I started sports at an early age, learning to swim and run. I participated in IronKids triathlon in the late 80’s.
In early adolescence I began to struggle with anxiety and depression and eventually started using drugs and alcohol to cope. I struggled through high school, getting arrested several times and living in constant turmoil both with myself as well as with my parents. There were several times when the mental pain and suffering I had created for myself were so great that I was VERY close to killing myself.
Through my twenty’s my addiction to drug’s and alcohol continued to get worse. I was in more mental pain then ever and the drugs and alcohol weren’t providing the same escape as they did in the beginning. My relationships with family and friends were all strained and it was difficult to work. I was growing weary from the constant struggle, and eventually got to “my rock bottom”. I was fortunate that when I got to the point where I was willing to ask for help, I got it. I went to a good rehabilitation center and did some hard work looking at myself to find out what was driving my addictions.
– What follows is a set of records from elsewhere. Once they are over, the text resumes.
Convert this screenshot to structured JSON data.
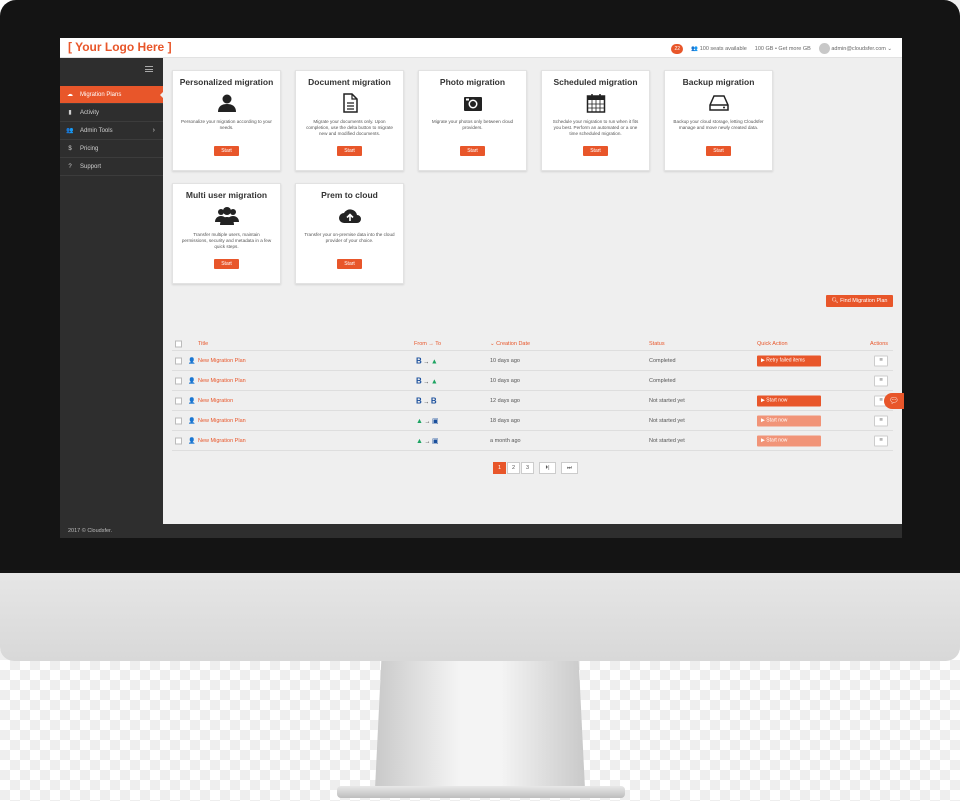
{
  "brand": {
    "logo": "[ Your Logo Here ]",
    "accent": "#e8562a"
  },
  "topbar": {
    "notif_count": "22",
    "seats": "100 seats available",
    "storage": "100 GB • Get more GB",
    "user": "admin@cloudsfer.com"
  },
  "sidebar": {
    "items": [
      {
        "label": "Migration Plans",
        "icon": "cloud-icon"
      },
      {
        "label": "Activity",
        "icon": "bar-chart-icon"
      },
      {
        "label": "Admin Tools",
        "icon": "users-icon"
      },
      {
        "label": "Pricing",
        "icon": "dollar-icon"
      },
      {
        "label": "Support",
        "icon": "question-icon"
      }
    ]
  },
  "cards": [
    {
      "title": "Personalized migration",
      "icon": "user-icon",
      "desc": "Personalize your migration according to your needs.",
      "button": "Start"
    },
    {
      "title": "Document migration",
      "icon": "document-icon",
      "desc": "Migrate your documents only. Upon completion, use the delta button to migrate new and modified documents.",
      "button": "Start"
    },
    {
      "title": "Photo migration",
      "icon": "camera-icon",
      "desc": "Migrate your photos only between cloud providers.",
      "button": "Start"
    },
    {
      "title": "Scheduled migration",
      "icon": "calendar-icon",
      "desc": "Schedule your migration to run when it fits you best. Perform an automated or a one time scheduled migration.",
      "button": "Start"
    },
    {
      "title": "Backup migration",
      "icon": "hard-drive-icon",
      "desc": "Backup your cloud storage, letting Cloudsfer manage and move newly created data.",
      "button": "Start"
    },
    {
      "title": "Multi user migration",
      "icon": "group-icon",
      "desc": "Transfer multiple users, maintain permissions, security and metadata in a few quick steps.",
      "button": "Start"
    },
    {
      "title": "Prem to cloud",
      "icon": "cloud-upload-icon",
      "desc": "Transfer your on-premise data into the cloud provider of your choice.",
      "button": "Start"
    }
  ],
  "find_button": "Find Migration Plan",
  "table": {
    "headers": {
      "title": "Title",
      "from_to": "From → To",
      "created": "Creation Date",
      "status": "Status",
      "quick": "Quick Action",
      "actions": "Actions"
    },
    "rows": [
      {
        "title": "New Migration Plan",
        "from": "B",
        "to": "gdrive",
        "created": "10 days ago",
        "status": "Completed",
        "action": "Retry failed items",
        "action_state": "on"
      },
      {
        "title": "New Migration Plan",
        "from": "B",
        "to": "gdrive",
        "created": "10 days ago",
        "status": "Completed",
        "action": "",
        "action_state": "none"
      },
      {
        "title": "New Migration",
        "from": "B",
        "to": "B",
        "created": "12 days ago",
        "status": "Not started yet",
        "action": "Start now",
        "action_state": "on"
      },
      {
        "title": "New Migration Plan",
        "from": "gdrive",
        "to": "box",
        "created": "18 days ago",
        "status": "Not started yet",
        "action": "Start now",
        "action_state": "dim"
      },
      {
        "title": "New Migration Plan",
        "from": "gdrive",
        "to": "box",
        "created": "a month ago",
        "status": "Not started yet",
        "action": "Start now",
        "action_state": "dim"
      }
    ]
  },
  "pagination": {
    "pages": [
      "1",
      "2",
      "3"
    ],
    "next": "⏵|",
    "last": "⏭"
  },
  "footer": "2017 © Cloudsfer."
}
I began working on finding healthy coping mechanisms for dealing with stress and anxiety. Yoga, meditation and exercise became a very big part of my life.
I spent a year practicing/teaching yoga, painting houses, meditating, biking and running. I have to say that was the happiest/least stressful year of my life to date. My relationship with my thoughts and the present moment became my primary focus and fear and anxiety were for the most part, a thing of the past.
In 2007 my dad, who had continued competing in triathlons every year since I stopped racing Ironkids, asked me if I wanted to do a local sprint triathlon with him. I LOVED it. It made me feel so alive. I began more serious training almost immediately. Triathlon gave me direction, something to focus on, a goal. In 2008 I decided I wanted to race triathlons professionally. I definitely underestimated what it would take to achieve my goal. I failed at many races and the more I failed the more motivated I became to succeed. Eventually I realized it would take complete devotion to reach my goal.
After 4 years as an amateur I was ready to race as a pro. 2012 was my first year racing professionally. I had some success but I realized that the motivation/determination that it took to get to this point was not going to be enough to succeed as a pro. I would have to become an expert in every area, mechanics, technique, strength, nutrition, recovery and the science of training in order to compete with the amazingly talented guys that I was up against.
Racing as a pro is hard, and that is what I love about it. It takes an intelligent plan, good decision making, wisdom, unwavering dedication, constant sacrifices and the ability to suffer unbelievable pain and discomfort for fun.
I may never win the world championships but each day that I am sober, that I spend training, doing what I love, is a victory for me. Racing is an exciting bonus, an opportunity to physically express my freedom and joy through the sport for which I have so much love.